Canada’s progressive integration policies are celebrated by reformers the world over, but a poll reveals that 46 percent of Canadians believe that immigration negatively affects their homeland. Like their neighbors to the south, Canadians equate increased immigration with higher crime rates. Even though, writes Rachel Giese in The Walrus (June 2011), immigrants actually drive crime down.
Since Prime Minister Pierre Trudeau advocated multiculturalism in the 1970s, immigration has risen and crime has plummeted. Foreign-born residents make up some 20 percent of the populace—and a disproportionate number of these immigrants live in large cities such as Toronto, where crime has fallen 50 percent in the last 20 years.
Some anecdotally attribute the crime decrease to more stringent drug policies, an aging populace, and even the 1988 legalization of abortion. Giese, however, has hard data to back her side of the story: A youth delinquency study started by Toronto sociologist John Hagan in 1976 morphed into an ongoing glimpse into a community affected by the arrival of a large number of immigrants. The results reveal that “cities with the highest increase in immigration also had the largest decrease in violent crime.” First-generation immigrants, contrary to stereotype, are studious, family-oriented, and unlikely to participate in risky activities. Giese also found that the aversion to crime “extended across all nationalities; it didn’t matter whether a teenager’s family was from India or Trinidad or China.”

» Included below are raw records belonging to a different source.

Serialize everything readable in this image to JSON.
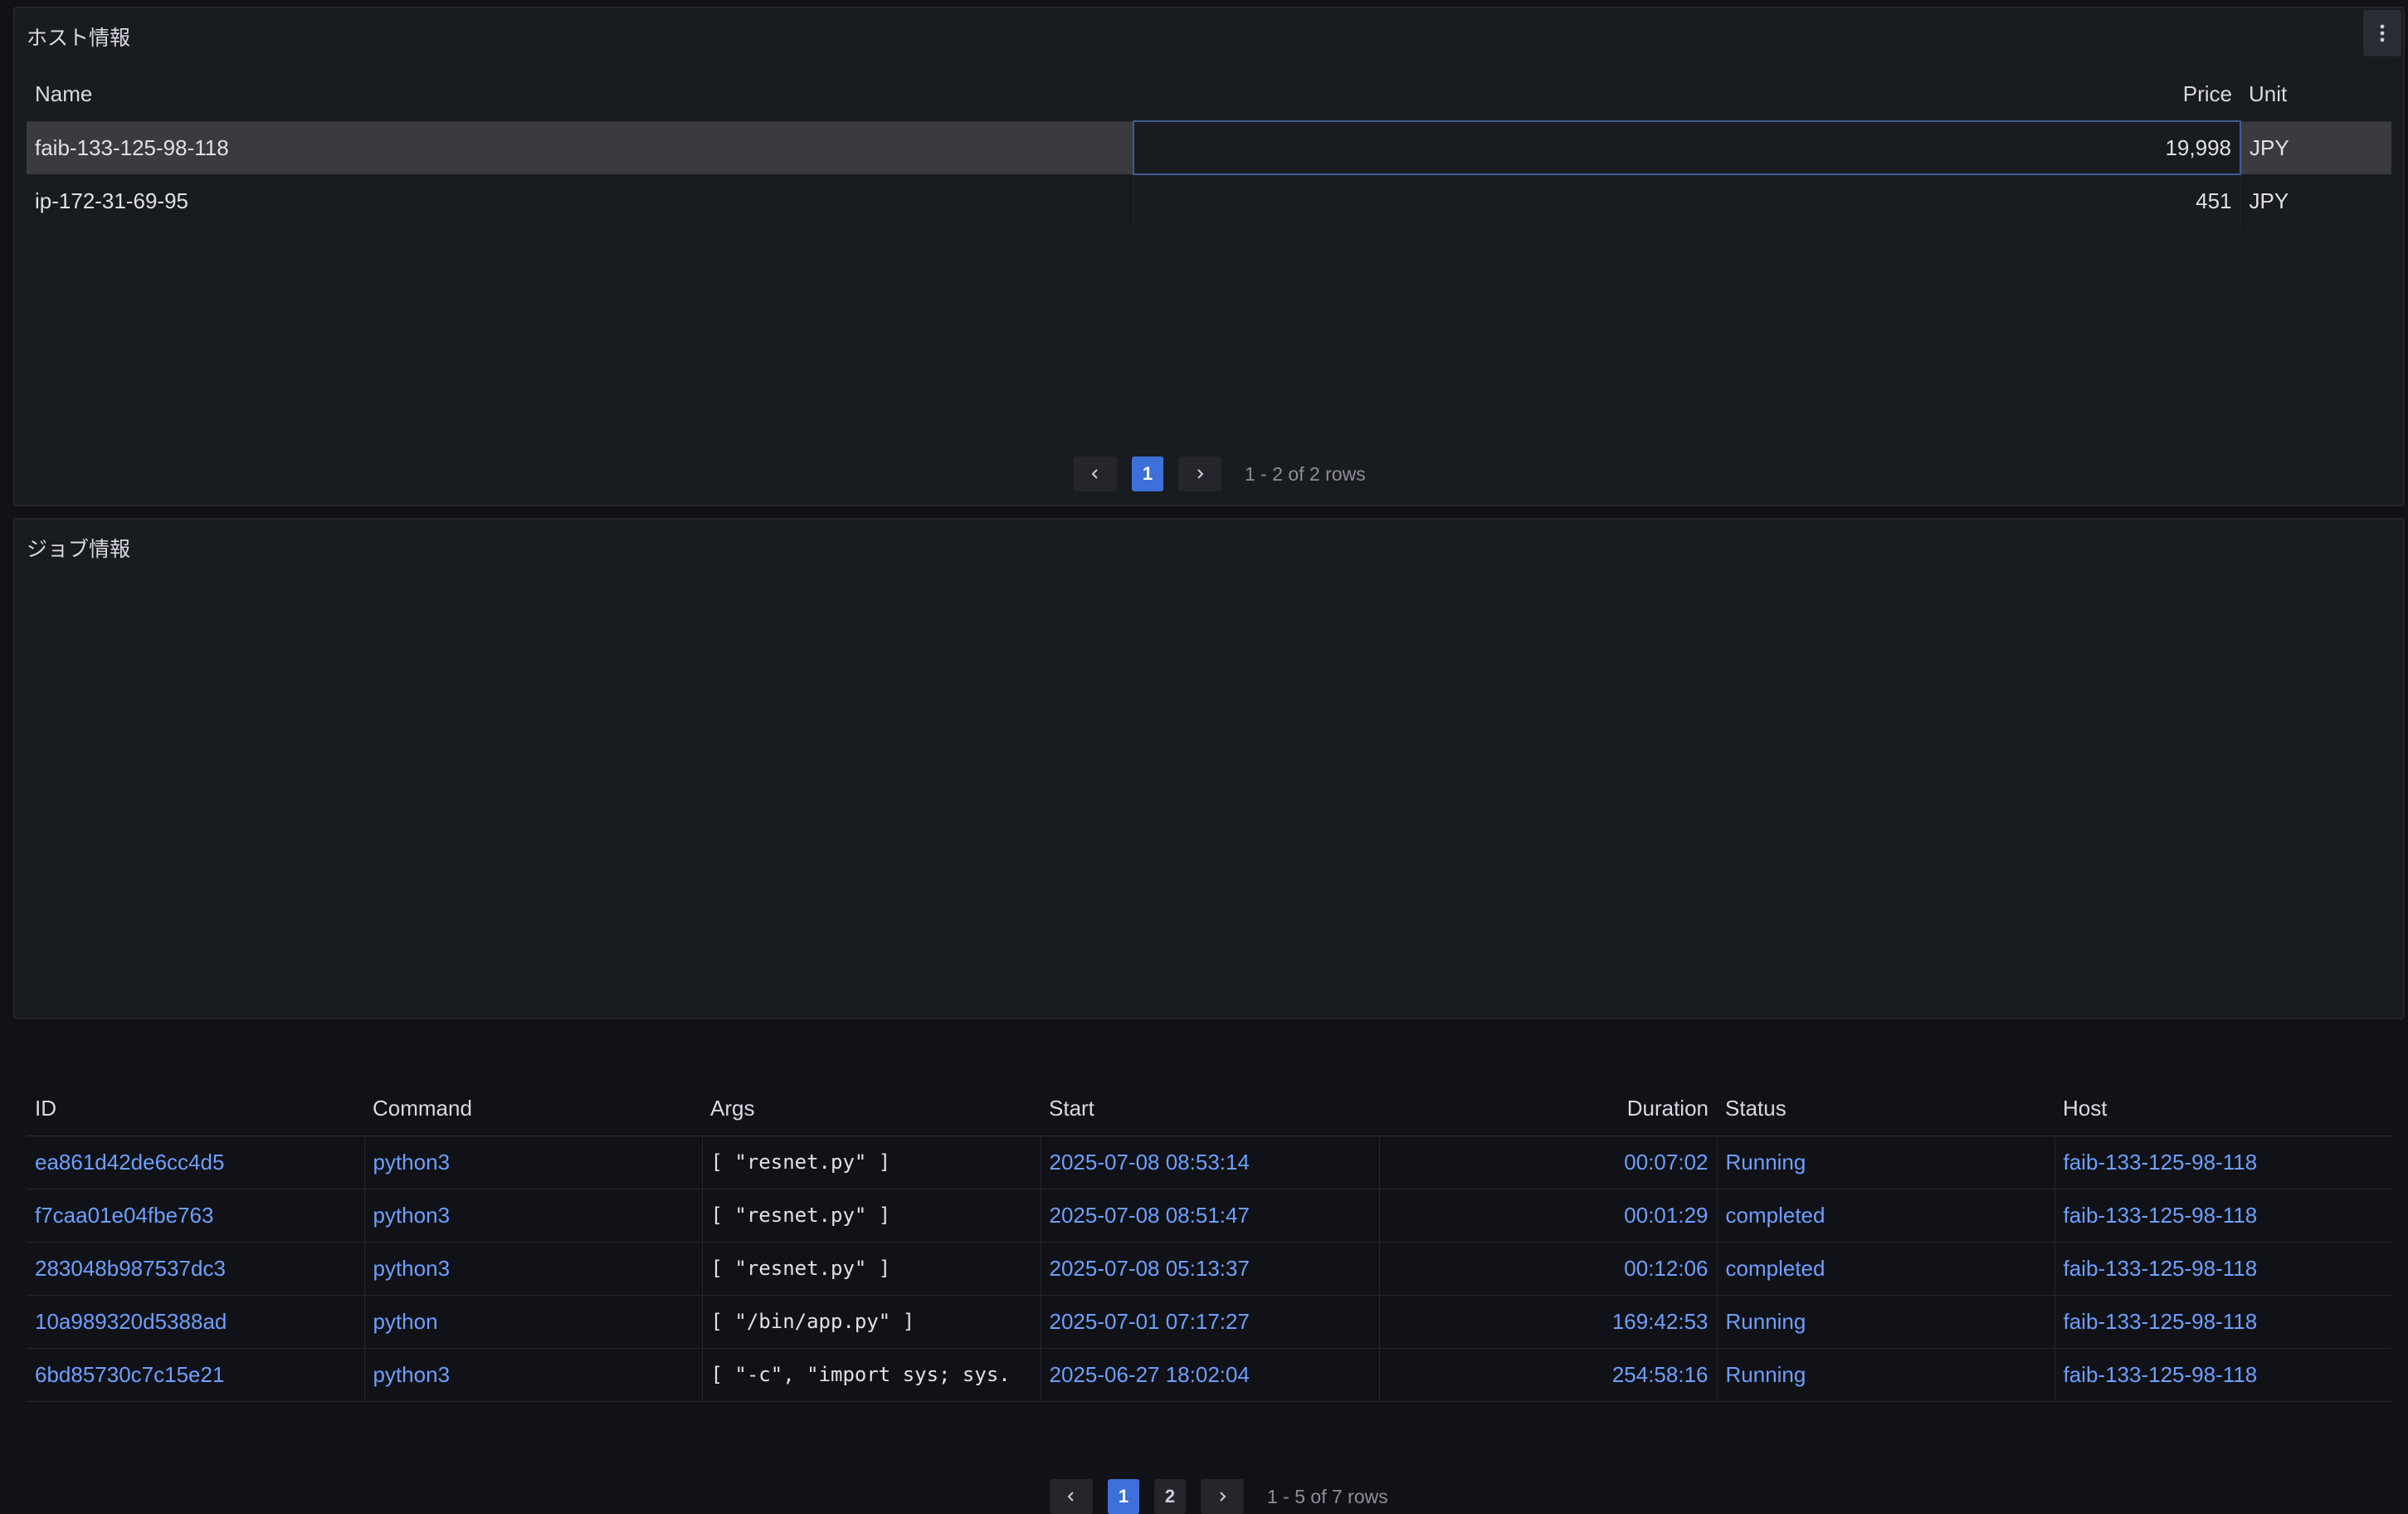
{
  "host_panel": {
    "title": "ホスト情報",
    "columns": [
      "Name",
      "Price",
      "Unit"
    ],
    "rows": [
      {
        "name": "faib-133-125-98-118",
        "price": "19,998",
        "unit": "JPY"
      },
      {
        "name": "ip-172-31-69-95",
        "price": "451",
        "unit": "JPY"
      }
    ],
    "pagination": {
      "prev_icon": "chevron-left-icon",
      "next_icon": "chevron-right-icon",
      "pages": [
        "1"
      ],
      "current_page": "1",
      "info": "1 - 2 of 2 rows"
    }
  },
  "job_panel": {
    "title": "ジョブ情報",
    "columns": [
      "ID",
      "Command",
      "Args",
      "Start",
      "Duration",
      "Status",
      "Host"
    ],
    "rows": [
      {
        "id": "ea861d42de6cc4d5",
        "command": "python3",
        "args": "[ \"resnet.py\" ]",
        "start": "2025-07-08 08:53:14",
        "duration": "00:07:02",
        "status": "Running",
        "host": "faib-133-125-98-118"
      },
      {
        "id": "f7caa01e04fbe763",
        "command": "python3",
        "args": "[ \"resnet.py\" ]",
        "start": "2025-07-08 08:51:47",
        "duration": "00:01:29",
        "status": "completed",
        "host": "faib-133-125-98-118"
      },
      {
        "id": "283048b987537dc3",
        "command": "python3",
        "args": "[ \"resnet.py\" ]",
        "start": "2025-07-08 05:13:37",
        "duration": "00:12:06",
        "status": "completed",
        "host": "faib-133-125-98-118"
      },
      {
        "id": "10a989320d5388ad",
        "command": "python",
        "args": "[ \"/bin/app.py\" ]",
        "start": "2025-07-01 07:17:27",
        "duration": "169:42:53",
        "status": "Running",
        "host": "faib-133-125-98-118"
      },
      {
        "id": "6bd85730c7c15e21",
        "command": "python3",
        "args": "[ \"-c\", \"import sys; sys.",
        "start": "2025-06-27 18:02:04",
        "duration": "254:58:16",
        "status": "Running",
        "host": "faib-133-125-98-118"
      }
    ],
    "pagination": {
      "prev_icon": "chevron-left-icon",
      "next_icon": "chevron-right-icon",
      "pages": [
        "1",
        "2"
      ],
      "current_page": "1",
      "info": "1 - 5 of 7 rows"
    }
  },
  "colors": {
    "background": "#111217",
    "panel": "#181b1f",
    "link": "#6e9fff",
    "accent": "#3d71d9",
    "selected_row": "#3a3b40"
  },
  "icons": {
    "panel_menu": "kebab-menu-icon"
  }
}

Unfortunately, with more years of exposure to Canadian culture, immigrant crime rates sneak back up to the national average—suggesting that it’s not where people are from, but where they grow up.